(Beginning of Extracted entries)

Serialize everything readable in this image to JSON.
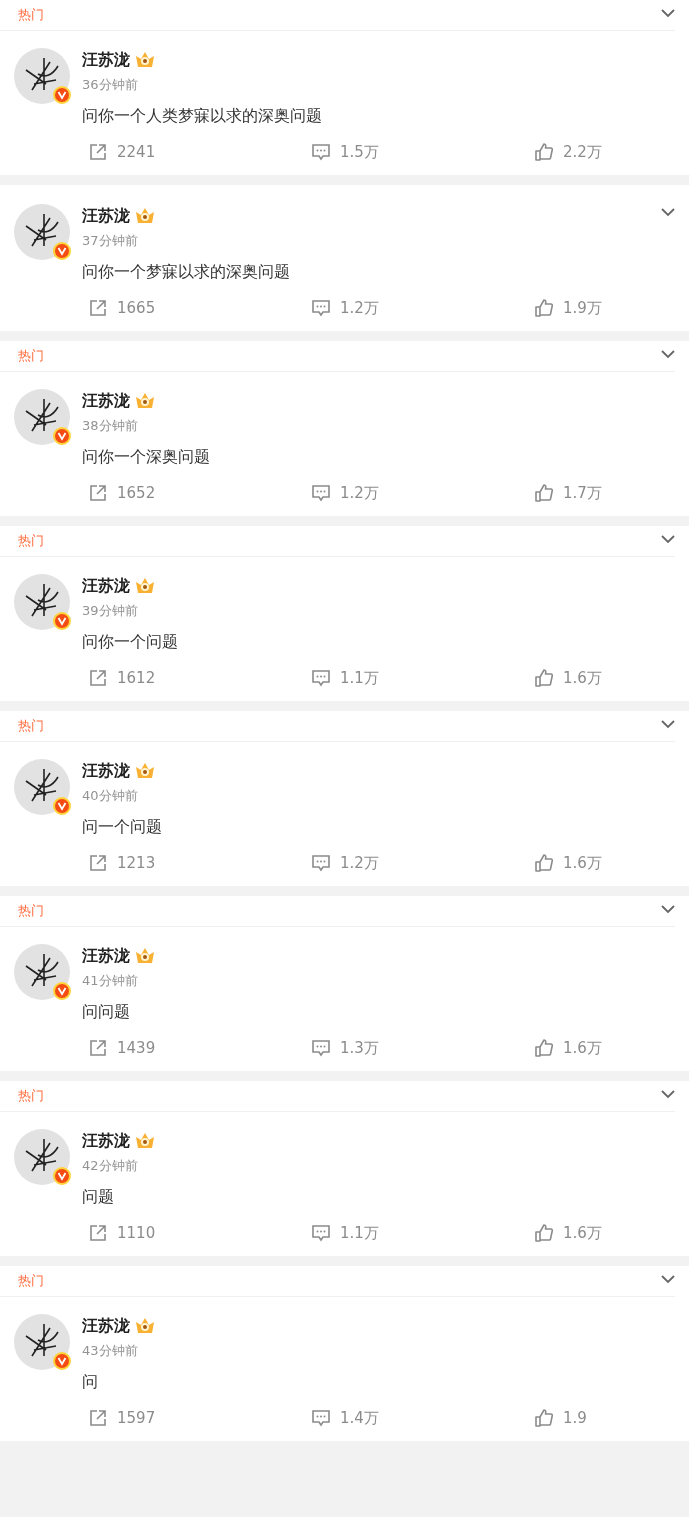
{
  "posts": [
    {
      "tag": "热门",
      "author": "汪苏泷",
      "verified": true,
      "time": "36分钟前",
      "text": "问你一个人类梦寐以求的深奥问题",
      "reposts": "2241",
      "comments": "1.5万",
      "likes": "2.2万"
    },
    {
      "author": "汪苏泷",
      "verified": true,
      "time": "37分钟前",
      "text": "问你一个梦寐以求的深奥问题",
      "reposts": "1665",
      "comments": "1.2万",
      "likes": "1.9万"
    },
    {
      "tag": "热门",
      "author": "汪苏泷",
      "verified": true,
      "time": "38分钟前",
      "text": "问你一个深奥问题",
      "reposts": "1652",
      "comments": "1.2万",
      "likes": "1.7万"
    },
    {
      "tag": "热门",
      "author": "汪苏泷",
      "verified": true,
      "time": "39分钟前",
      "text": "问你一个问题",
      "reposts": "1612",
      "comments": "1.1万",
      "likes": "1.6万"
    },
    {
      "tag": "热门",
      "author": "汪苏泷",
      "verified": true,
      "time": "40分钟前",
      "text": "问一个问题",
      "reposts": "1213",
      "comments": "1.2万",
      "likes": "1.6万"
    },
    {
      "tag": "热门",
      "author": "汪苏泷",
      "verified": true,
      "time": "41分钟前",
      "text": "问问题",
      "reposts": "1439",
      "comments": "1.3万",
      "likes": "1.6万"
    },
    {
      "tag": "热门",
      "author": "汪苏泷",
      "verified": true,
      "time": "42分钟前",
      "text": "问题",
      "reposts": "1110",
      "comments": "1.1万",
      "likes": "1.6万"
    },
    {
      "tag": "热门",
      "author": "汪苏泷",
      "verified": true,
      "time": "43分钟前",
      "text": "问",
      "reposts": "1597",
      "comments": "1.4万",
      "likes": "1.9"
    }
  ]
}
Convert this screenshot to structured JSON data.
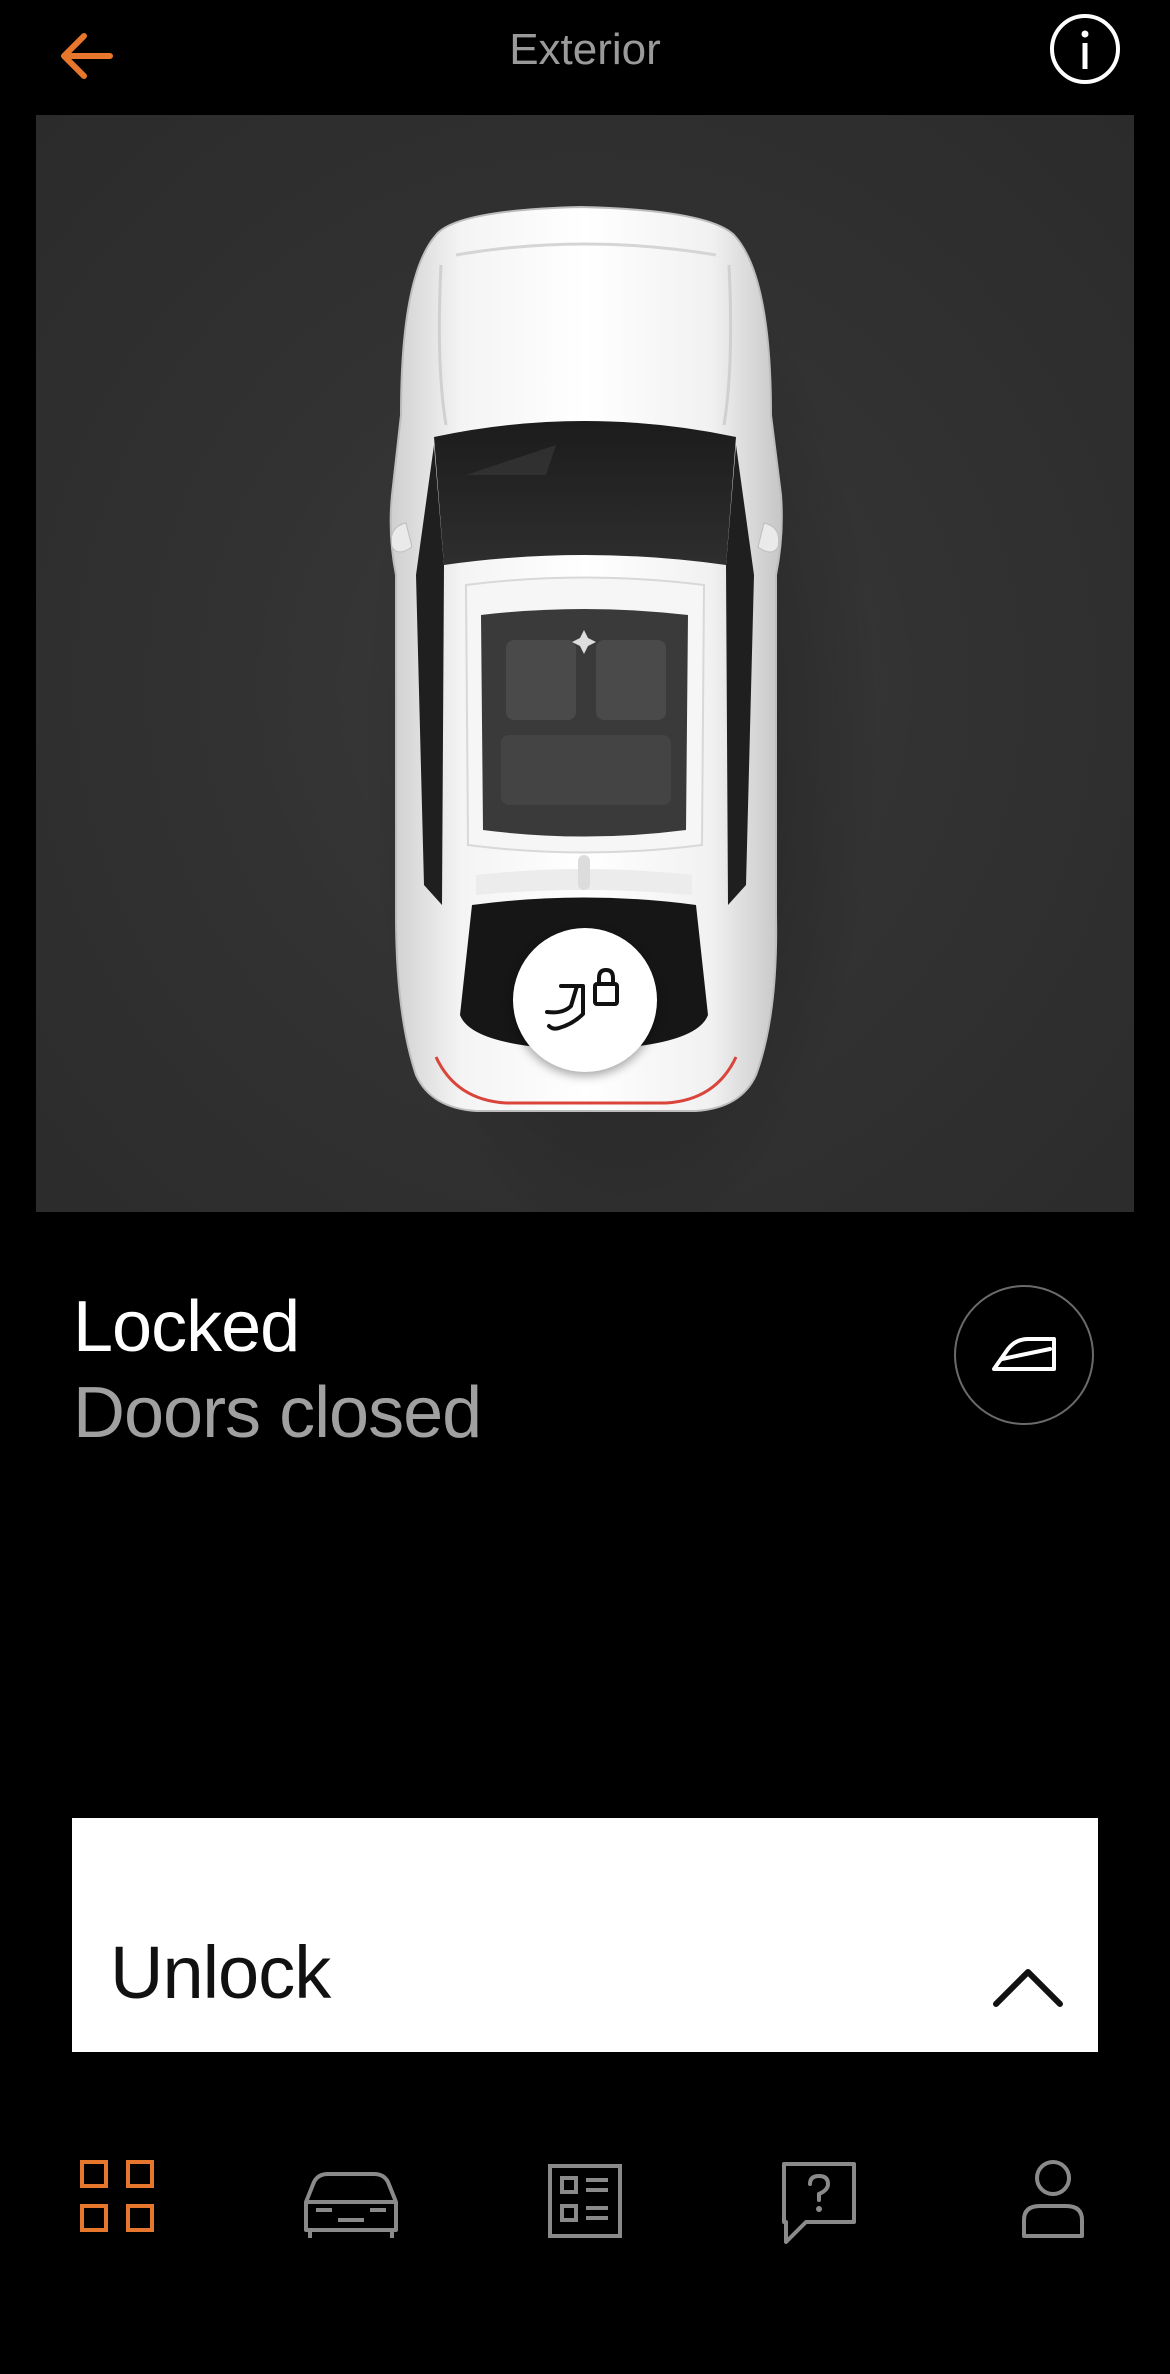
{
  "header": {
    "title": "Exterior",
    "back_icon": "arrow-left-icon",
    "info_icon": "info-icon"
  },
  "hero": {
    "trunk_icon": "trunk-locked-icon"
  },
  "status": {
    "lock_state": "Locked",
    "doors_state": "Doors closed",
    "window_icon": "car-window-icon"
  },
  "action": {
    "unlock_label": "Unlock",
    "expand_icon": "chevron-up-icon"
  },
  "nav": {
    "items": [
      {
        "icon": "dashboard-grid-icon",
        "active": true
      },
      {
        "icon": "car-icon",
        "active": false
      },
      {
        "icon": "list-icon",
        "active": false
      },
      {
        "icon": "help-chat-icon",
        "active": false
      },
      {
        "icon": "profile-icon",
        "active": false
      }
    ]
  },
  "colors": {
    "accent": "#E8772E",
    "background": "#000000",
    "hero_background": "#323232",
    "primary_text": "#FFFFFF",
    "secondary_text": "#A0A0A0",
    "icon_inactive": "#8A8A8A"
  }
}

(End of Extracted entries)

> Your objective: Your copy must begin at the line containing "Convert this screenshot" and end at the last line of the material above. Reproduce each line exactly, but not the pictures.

> Result:
Convert this screenshot to structured JSON data.
{
  "header": {
    "title": "Exterior",
    "back_icon": "arrow-left-icon",
    "info_icon": "info-icon"
  },
  "hero": {
    "trunk_icon": "trunk-locked-icon"
  },
  "status": {
    "lock_state": "Locked",
    "doors_state": "Doors closed",
    "window_icon": "car-window-icon"
  },
  "action": {
    "unlock_label": "Unlock",
    "expand_icon": "chevron-up-icon"
  },
  "nav": {
    "items": [
      {
        "icon": "dashboard-grid-icon",
        "active": true
      },
      {
        "icon": "car-icon",
        "active": false
      },
      {
        "icon": "list-icon",
        "active": false
      },
      {
        "icon": "help-chat-icon",
        "active": false
      },
      {
        "icon": "profile-icon",
        "active": false
      }
    ]
  },
  "colors": {
    "accent": "#E8772E",
    "background": "#000000",
    "hero_background": "#323232",
    "primary_text": "#FFFFFF",
    "secondary_text": "#A0A0A0",
    "icon_inactive": "#8A8A8A"
  }
}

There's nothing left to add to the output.